CiteSeer is a web
-based service available at http://citeseer.ist.psu.edu/cs
. CiteSeer contains a database of many, many research paper
s that can be searched for papers relevant to whatever topic you are interested in. The database primarily consists of computer science
papers, although relevant mathematics
papers can also be found.
CiteSeer began at the NEC Research Institute
and later moved to Penn State.
CiteSeer is an invaluable resource to anyone doing research in computer science. It processes the PostScript and PDF documents and extracts the text. This means that not only does it know about the documents in its database, but it also knows about documents referred to by documents in its database, a large set indeed. Thus, you can search through thousands of documents (either in the header information or the entire document) and citations in a matter of seconds. If you search for a document by its full title, then any match you get is almost assuredly the document for which you were searching. A similar search in Google or another search engine usually returns many unuseful links that must be sifted-through to get the real document.

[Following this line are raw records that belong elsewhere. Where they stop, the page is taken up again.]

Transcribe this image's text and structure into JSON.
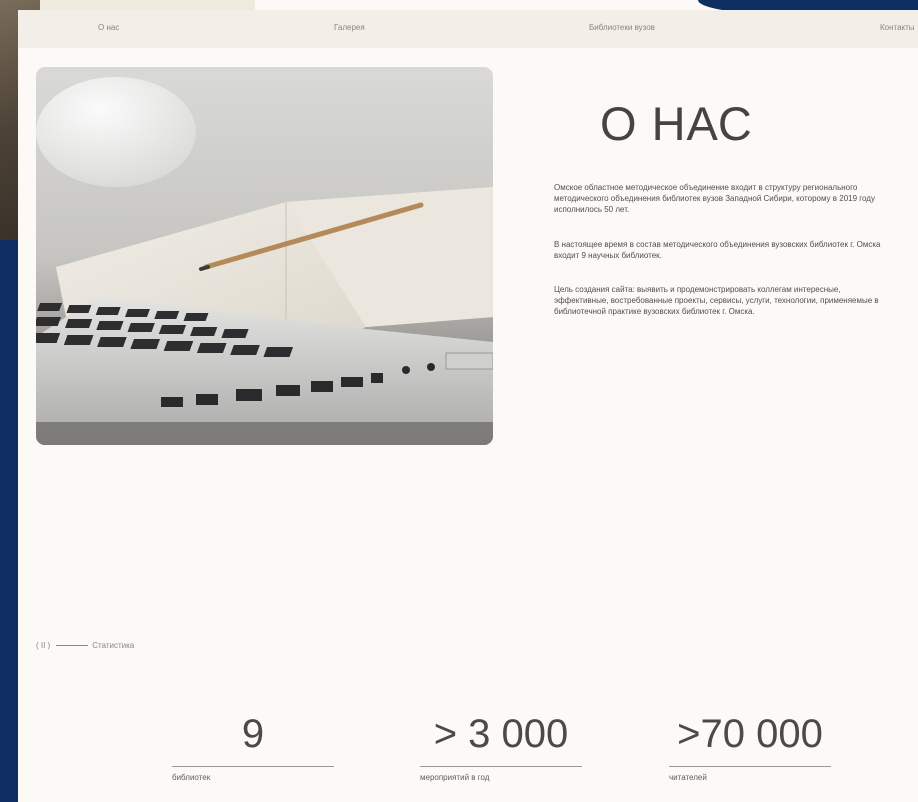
{
  "nav": {
    "items": [
      "О нас",
      "Галерея",
      "Библиотеки вузов",
      "Контакты"
    ]
  },
  "about": {
    "title": "О НАС",
    "paragraphs": [
      "Омское областное методическое объединение входит в структуру регионального методического объединения библиотек вузов Западной Сибири, которому в 2019 году исполнилось 50 лет.",
      "В настоящее время в состав методического объединения вузовских библиотек г. Омска входит 9 научных библиотек.",
      "Цель создания сайта: выявить и продемонстрировать коллегам интересные, эффективные, востребованные проекты, сервисы, услуги, технологии, применяемые в библиотечной практике вузовских библиотек г. Омска."
    ]
  },
  "stats_section": {
    "number": "( II )",
    "label": "Статистика"
  },
  "stats": [
    {
      "value": "9",
      "label": "библиотек"
    },
    {
      "value": "> 3 000",
      "label": "мероприятий в год"
    },
    {
      "value": ">70 000",
      "label": "читателей"
    }
  ],
  "colors": {
    "background": "#fcf9f6",
    "accent_blue": "#0f2f63",
    "text_dark": "#444444",
    "text_muted": "#8a8580"
  }
}
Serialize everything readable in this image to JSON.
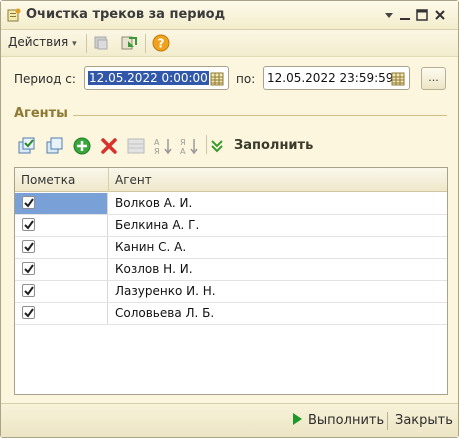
{
  "window": {
    "title": "Очистка треков за период"
  },
  "toolbar": {
    "actions_label": "Действия",
    "actions_arrow": "▾"
  },
  "period": {
    "from_label": "Период с:",
    "from_value": "12.05.2022  0:00:00",
    "to_label": "по:",
    "to_value": "12.05.2022 23:59:59",
    "choose_label": "..."
  },
  "agents": {
    "group_title": "Агенты",
    "fill_label": "Заполнить",
    "columns": [
      "Пометка",
      "Агент"
    ],
    "rows": [
      {
        "checked": true,
        "name": "Волков А. И."
      },
      {
        "checked": true,
        "name": "Белкина А. Г."
      },
      {
        "checked": true,
        "name": "Канин С. А."
      },
      {
        "checked": true,
        "name": "Козлов Н. И."
      },
      {
        "checked": true,
        "name": "Лазуренко И. Н."
      },
      {
        "checked": true,
        "name": "Соловьева Л. Б."
      }
    ]
  },
  "footer": {
    "run_label": "Выполнить",
    "close_label": "Закрыть"
  },
  "colors": {
    "accent": "#8c7a35",
    "selection": "#3157a8",
    "active_cell": "#7aa0d8",
    "run_green": "#1e9a2a",
    "delete_red": "#d9312b"
  }
}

CiteSeer can understand TeX files and extract the document's text, but appears to have difficulty processing documents created by other tools. I have been unable to get CiteSeer to process a troff-produced paper of mine. I have not tried Microsoft Word, since I have no want to deal with writing a paper in MS Word, so I cannot comment on PostScript and PDF files created by it. CiteSeer is sometimes confused about the header information, especially author's names. CiteSeer provides a mechanism to submit corrections to this information when the occassional error does arise.
Another task for which CiteSeer is well-suited is ego surfing. You can check how often each of your papers are being referenced, and who is referring to them, giving you a notion of the impact each paper is having.
A draw-back of CiteSeer is that it is often over-loaded. The operators attempt to compensate for this by limiting queries, but it is frustrating to have to continually resubmit your queries when this happens. However, it is free (including advertisement-free), so it is difficult to fault the service.
CiteSeer is a powerful tool that I use regularly and find immensely valuable. It's only real competitor is Google Scholar, which, at least in its current form, is not nearly as useful.